[Excerpts from an interface dataset]
********************
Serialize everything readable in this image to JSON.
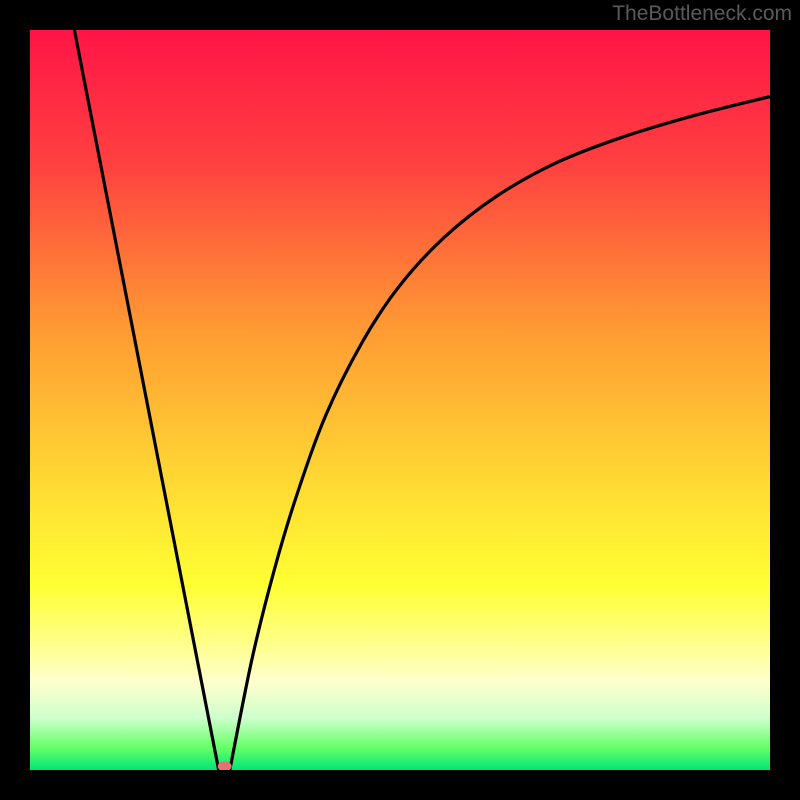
{
  "watermark": "TheBottleneck.com",
  "chart_data": {
    "type": "line",
    "title": "",
    "xlabel": "",
    "ylabel": "",
    "xlim": [
      0,
      100
    ],
    "ylim": [
      0,
      100
    ],
    "gradient_stops": [
      {
        "offset": 0,
        "color": "#ff1547"
      },
      {
        "offset": 18,
        "color": "#ff4040"
      },
      {
        "offset": 40,
        "color": "#ff9933"
      },
      {
        "offset": 60,
        "color": "#ffd633"
      },
      {
        "offset": 75,
        "color": "#ffff33"
      },
      {
        "offset": 82,
        "color": "#ffff80"
      },
      {
        "offset": 88,
        "color": "#ffffcc"
      },
      {
        "offset": 93,
        "color": "#ccffcc"
      },
      {
        "offset": 97,
        "color": "#66ff66"
      },
      {
        "offset": 100,
        "color": "#00e676"
      }
    ],
    "series": [
      {
        "name": "curve-left",
        "type": "line",
        "x": [
          6,
          25.5
        ],
        "y": [
          100,
          0
        ],
        "shape": "linear"
      },
      {
        "name": "curve-right",
        "type": "line",
        "x": [
          27,
          30,
          33,
          36,
          40,
          45,
          50,
          56,
          63,
          71,
          80,
          90,
          100
        ],
        "y": [
          0,
          15,
          27,
          37,
          48,
          58,
          65.5,
          72,
          77.5,
          82,
          85.5,
          88.5,
          91
        ],
        "shape": "spline"
      }
    ],
    "marker": {
      "x": 26.3,
      "y": 0.5,
      "color": "#e57373",
      "rx": 7,
      "ry": 5
    }
  }
}
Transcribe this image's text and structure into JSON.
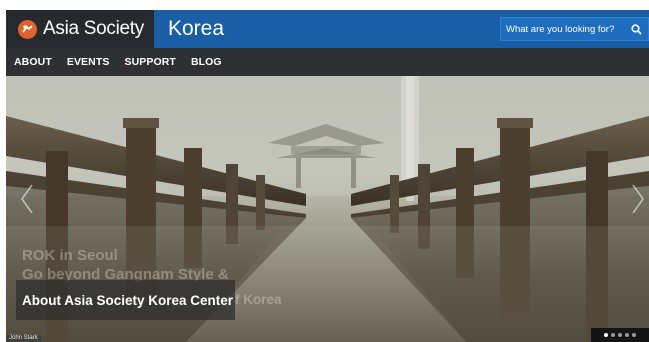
{
  "header": {
    "brand_name": "Asia Society",
    "center_title": "Korea",
    "search_placeholder": "What are you looking for?"
  },
  "nav": {
    "items": [
      "ABOUT",
      "EVENTS",
      "SUPPORT",
      "BLOG"
    ]
  },
  "hero": {
    "ghost_line_1": "ROK in Seoul",
    "ghost_line_2": "Go beyond Gangnam Style &",
    "caption": "About Asia Society Korea Center",
    "caption_trailing": "f Korea",
    "photo_credit": "John Stark",
    "slide_count": 5,
    "active_slide": 1
  },
  "colors": {
    "brand_dark": "#262a2f",
    "brand_blue": "#1a5ea6",
    "nav_bg": "#2e3033",
    "logo_orange": "#e0642a"
  },
  "icons": {
    "logo": "asia-society-logo-icon",
    "search": "search-icon",
    "prev": "chevron-left-icon",
    "next": "chevron-right-icon"
  }
}
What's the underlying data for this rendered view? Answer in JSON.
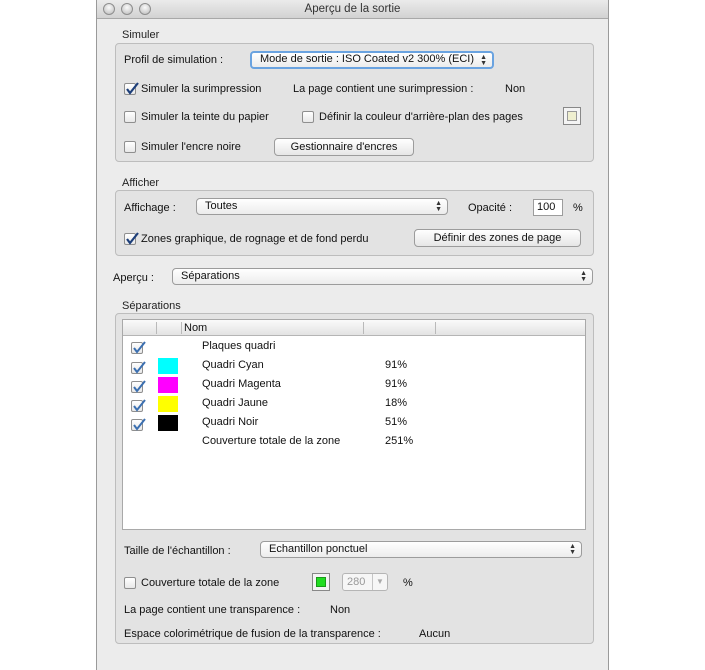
{
  "window": {
    "title": "Aperçu de la sortie"
  },
  "simuler": {
    "section_label": "Simuler",
    "profile_label": "Profil de simulation :",
    "profile_value": "Mode de sortie : ISO Coated v2 300% (ECI)",
    "overprint_label": "Simuler la surimpression",
    "overprint_checked": true,
    "overprint_status_label": "La page contient une surimpression :",
    "overprint_status_value": "Non",
    "paper_label": "Simuler la teinte du papier",
    "paper_checked": false,
    "bg_color_label": "Définir la couleur d'arrière-plan des pages",
    "bg_color_checked": false,
    "bg_color_swatch": "#efefcf",
    "black_ink_label": "Simuler l'encre noire",
    "black_ink_checked": false,
    "ink_manager_button": "Gestionnaire d'encres"
  },
  "afficher": {
    "section_label": "Afficher",
    "display_label": "Affichage :",
    "display_value": "Toutes",
    "opacity_label": "Opacité :",
    "opacity_value": "100",
    "opacity_unit": "%",
    "zones_label": "Zones graphique, de rognage et de fond perdu",
    "zones_checked": true,
    "define_zones_button": "Définir des zones de page"
  },
  "apercu": {
    "label": "Aperçu :",
    "value": "Séparations"
  },
  "separations": {
    "section_label": "Séparations",
    "column_name": "Nom",
    "rows": [
      {
        "name": "Plaques quadri",
        "checked": true,
        "color": "",
        "value": ""
      },
      {
        "name": "Quadri Cyan",
        "checked": true,
        "color": "#00ffff",
        "value": "91%"
      },
      {
        "name": "Quadri Magenta",
        "checked": true,
        "color": "#ff00ff",
        "value": "91%"
      },
      {
        "name": "Quadri Jaune",
        "checked": true,
        "color": "#ffff00",
        "value": "18%"
      },
      {
        "name": "Quadri Noir",
        "checked": true,
        "color": "#000000",
        "value": "51%"
      },
      {
        "name": "Couverture totale de la zone",
        "checked": false,
        "color": "",
        "value": "251%"
      }
    ],
    "sample_size_label": "Taille de l'échantillon :",
    "sample_size_value": "Echantillon ponctuel",
    "total_coverage_label": "Couverture totale de la zone",
    "total_coverage_checked": false,
    "total_coverage_color": "#22dd22",
    "total_coverage_value": "280",
    "total_coverage_unit": "%",
    "transparency_label": "La page contient une transparence :",
    "transparency_value": "Non",
    "blend_space_label": "Espace colorimétrique de fusion de la transparence :",
    "blend_space_value": "Aucun"
  }
}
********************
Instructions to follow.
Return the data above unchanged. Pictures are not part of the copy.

Response.
Serialize everything readable in this image to JSON.
{
  "watermark": "TheBottleneck.com",
  "chart_data": {
    "type": "line",
    "title": "",
    "xlabel": "",
    "ylabel": "",
    "xlim": [
      0,
      100
    ],
    "ylim": [
      0,
      100
    ],
    "gradient_stops": [
      {
        "offset": 0,
        "color": "#ff1547"
      },
      {
        "offset": 18,
        "color": "#ff4040"
      },
      {
        "offset": 40,
        "color": "#ff9933"
      },
      {
        "offset": 60,
        "color": "#ffd633"
      },
      {
        "offset": 75,
        "color": "#ffff33"
      },
      {
        "offset": 82,
        "color": "#ffff80"
      },
      {
        "offset": 88,
        "color": "#ffffcc"
      },
      {
        "offset": 93,
        "color": "#ccffcc"
      },
      {
        "offset": 97,
        "color": "#66ff66"
      },
      {
        "offset": 100,
        "color": "#00e676"
      }
    ],
    "series": [
      {
        "name": "curve-left",
        "type": "line",
        "x": [
          6,
          25.5
        ],
        "y": [
          100,
          0
        ],
        "shape": "linear"
      },
      {
        "name": "curve-right",
        "type": "line",
        "x": [
          27,
          30,
          33,
          36,
          40,
          45,
          50,
          56,
          63,
          71,
          80,
          90,
          100
        ],
        "y": [
          0,
          15,
          27,
          37,
          48,
          58,
          65.5,
          72,
          77.5,
          82,
          85.5,
          88.5,
          91
        ],
        "shape": "spline"
      }
    ],
    "marker": {
      "x": 26.3,
      "y": 0.5,
      "color": "#e57373",
      "rx": 7,
      "ry": 5
    }
  }
}
Transcribe this image's text and structure into JSON.
{
  "header": {
    "brand_name": "Asia Society",
    "center_title": "Korea",
    "search_placeholder": "What are you looking for?"
  },
  "nav": {
    "items": [
      "ABOUT",
      "EVENTS",
      "SUPPORT",
      "BLOG"
    ]
  },
  "hero": {
    "ghost_line_1": "ROK in Seoul",
    "ghost_line_2": "Go beyond Gangnam Style &",
    "caption": "About Asia Society Korea Center",
    "caption_trailing": "f Korea",
    "photo_credit": "John Stark",
    "slide_count": 5,
    "active_slide": 1
  },
  "colors": {
    "brand_dark": "#262a2f",
    "brand_blue": "#1a5ea6",
    "nav_bg": "#2e3033",
    "logo_orange": "#e0642a"
  },
  "icons": {
    "logo": "asia-society-logo-icon",
    "search": "search-icon",
    "prev": "chevron-left-icon",
    "next": "chevron-right-icon"
  }
}
What's the underlying data for this rendered view? Answer in JSON.
{
  "window": {
    "title": "Aperçu de la sortie"
  },
  "simuler": {
    "section_label": "Simuler",
    "profile_label": "Profil de simulation :",
    "profile_value": "Mode de sortie : ISO Coated v2 300% (ECI)",
    "overprint_label": "Simuler la surimpression",
    "overprint_checked": true,
    "overprint_status_label": "La page contient une surimpression :",
    "overprint_status_value": "Non",
    "paper_label": "Simuler la teinte du papier",
    "paper_checked": false,
    "bg_color_label": "Définir la couleur d'arrière-plan des pages",
    "bg_color_checked": false,
    "bg_color_swatch": "#efefcf",
    "black_ink_label": "Simuler l'encre noire",
    "black_ink_checked": false,
    "ink_manager_button": "Gestionnaire d'encres"
  },
  "afficher": {
    "section_label": "Afficher",
    "display_label": "Affichage :",
    "display_value": "Toutes",
    "opacity_label": "Opacité :",
    "opacity_value": "100",
    "opacity_unit": "%",
    "zones_label": "Zones graphique, de rognage et de fond perdu",
    "zones_checked": true,
    "define_zones_button": "Définir des zones de page"
  },
  "apercu": {
    "label": "Aperçu :",
    "value": "Séparations"
  },
  "separations": {
    "section_label": "Séparations",
    "column_name": "Nom",
    "rows": [
      {
        "name": "Plaques quadri",
        "checked": true,
        "color": "",
        "value": ""
      },
      {
        "name": "Quadri Cyan",
        "checked": true,
        "color": "#00ffff",
        "value": "91%"
      },
      {
        "name": "Quadri Magenta",
        "checked": true,
        "color": "#ff00ff",
        "value": "91%"
      },
      {
        "name": "Quadri Jaune",
        "checked": true,
        "color": "#ffff00",
        "value": "18%"
      },
      {
        "name": "Quadri Noir",
        "checked": true,
        "color": "#000000",
        "value": "51%"
      },
      {
        "name": "Couverture totale de la zone",
        "checked": false,
        "color": "",
        "value": "251%"
      }
    ],
    "sample_size_label": "Taille de l'échantillon :",
    "sample_size_value": "Echantillon ponctuel",
    "total_coverage_label": "Couverture totale de la zone",
    "total_coverage_checked": false,
    "total_coverage_color": "#22dd22",
    "total_coverage_value": "280",
    "total_coverage_unit": "%",
    "transparency_label": "La page contient une transparence :",
    "transparency_value": "Non",
    "blend_space_label": "Espace colorimétrique de fusion de la transparence :",
    "blend_space_value": "Aucun"
  }
}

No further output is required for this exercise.